HOW TO COMPLETE THIS TASK:
Whatever lines the data contains, output all of them unchanged.

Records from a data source
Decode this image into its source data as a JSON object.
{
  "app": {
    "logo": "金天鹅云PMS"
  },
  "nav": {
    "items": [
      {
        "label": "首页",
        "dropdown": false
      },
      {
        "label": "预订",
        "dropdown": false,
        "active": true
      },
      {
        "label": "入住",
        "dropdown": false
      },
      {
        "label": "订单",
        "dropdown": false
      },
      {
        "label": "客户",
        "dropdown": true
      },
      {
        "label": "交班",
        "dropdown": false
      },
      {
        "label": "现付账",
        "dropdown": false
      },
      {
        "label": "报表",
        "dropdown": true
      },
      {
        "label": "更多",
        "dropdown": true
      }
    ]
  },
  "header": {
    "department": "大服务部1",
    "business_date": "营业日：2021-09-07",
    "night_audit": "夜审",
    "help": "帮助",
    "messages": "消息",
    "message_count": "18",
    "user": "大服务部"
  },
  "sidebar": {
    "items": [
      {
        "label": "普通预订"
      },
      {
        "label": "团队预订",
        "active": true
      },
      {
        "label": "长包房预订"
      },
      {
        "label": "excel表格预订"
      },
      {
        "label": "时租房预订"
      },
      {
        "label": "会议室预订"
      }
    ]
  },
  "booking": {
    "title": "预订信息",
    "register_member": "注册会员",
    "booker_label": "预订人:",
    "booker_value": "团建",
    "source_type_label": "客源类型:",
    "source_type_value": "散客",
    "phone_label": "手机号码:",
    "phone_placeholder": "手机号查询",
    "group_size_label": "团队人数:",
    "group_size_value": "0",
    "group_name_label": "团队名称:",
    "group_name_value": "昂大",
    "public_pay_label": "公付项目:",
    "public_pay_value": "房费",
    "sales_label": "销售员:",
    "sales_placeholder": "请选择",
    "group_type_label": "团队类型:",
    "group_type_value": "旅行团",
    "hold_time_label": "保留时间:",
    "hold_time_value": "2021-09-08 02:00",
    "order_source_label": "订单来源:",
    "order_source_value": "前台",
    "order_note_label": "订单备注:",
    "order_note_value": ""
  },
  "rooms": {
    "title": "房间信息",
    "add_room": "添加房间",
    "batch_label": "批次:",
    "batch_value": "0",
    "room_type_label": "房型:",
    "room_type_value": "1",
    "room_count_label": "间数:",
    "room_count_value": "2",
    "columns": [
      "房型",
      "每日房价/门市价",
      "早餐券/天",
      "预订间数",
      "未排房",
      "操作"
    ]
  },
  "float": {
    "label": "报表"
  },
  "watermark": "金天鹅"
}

REPLY TO THE TASK:
Decode this image into its source data as a JSON object.
{
  "app": {
    "logo": "金天鹅云PMS"
  },
  "nav": {
    "items": [
      {
        "label": "首页",
        "dropdown": false
      },
      {
        "label": "预订",
        "dropdown": false,
        "active": true
      },
      {
        "label": "入住",
        "dropdown": false
      },
      {
        "label": "订单",
        "dropdown": false
      },
      {
        "label": "客户",
        "dropdown": true
      },
      {
        "label": "交班",
        "dropdown": false
      },
      {
        "label": "现付账",
        "dropdown": false
      },
      {
        "label": "报表",
        "dropdown": true
      },
      {
        "label": "更多",
        "dropdown": true
      }
    ]
  },
  "header": {
    "department": "大服务部1",
    "business_date": "营业日：2021-09-07",
    "night_audit": "夜审",
    "help": "帮助",
    "messages": "消息",
    "message_count": "18",
    "user": "大服务部"
  },
  "sidebar": {
    "items": [
      {
        "label": "普通预订"
      },
      {
        "label": "团队预订",
        "active": true
      },
      {
        "label": "长包房预订"
      },
      {
        "label": "excel表格预订"
      },
      {
        "label": "时租房预订"
      },
      {
        "label": "会议室预订"
      }
    ]
  },
  "booking": {
    "title": "预订信息",
    "register_member": "注册会员",
    "booker_label": "预订人:",
    "booker_value": "团建",
    "source_type_label": "客源类型:",
    "source_type_value": "散客",
    "phone_label": "手机号码:",
    "phone_placeholder": "手机号查询",
    "group_size_label": "团队人数:",
    "group_size_value": "0",
    "group_name_label": "团队名称:",
    "group_name_value": "昂大",
    "public_pay_label": "公付项目:",
    "public_pay_value": "房费",
    "sales_label": "销售员:",
    "sales_placeholder": "请选择",
    "group_type_label": "团队类型:",
    "group_type_value": "旅行团",
    "hold_time_label": "保留时间:",
    "hold_time_value": "2021-09-08 02:00",
    "order_source_label": "订单来源:",
    "order_source_value": "前台",
    "order_note_label": "订单备注:",
    "order_note_value": ""
  },
  "rooms": {
    "title": "房间信息",
    "add_room": "添加房间",
    "batch_label": "批次:",
    "batch_value": "0",
    "room_type_label": "房型:",
    "room_type_value": "1",
    "room_count_label": "间数:",
    "room_count_value": "2",
    "columns": [
      "房型",
      "每日房价/门市价",
      "早餐券/天",
      "预订间数",
      "未排房",
      "操作"
    ]
  },
  "float": {
    "label": "报表"
  },
  "watermark": "金天鹅"
}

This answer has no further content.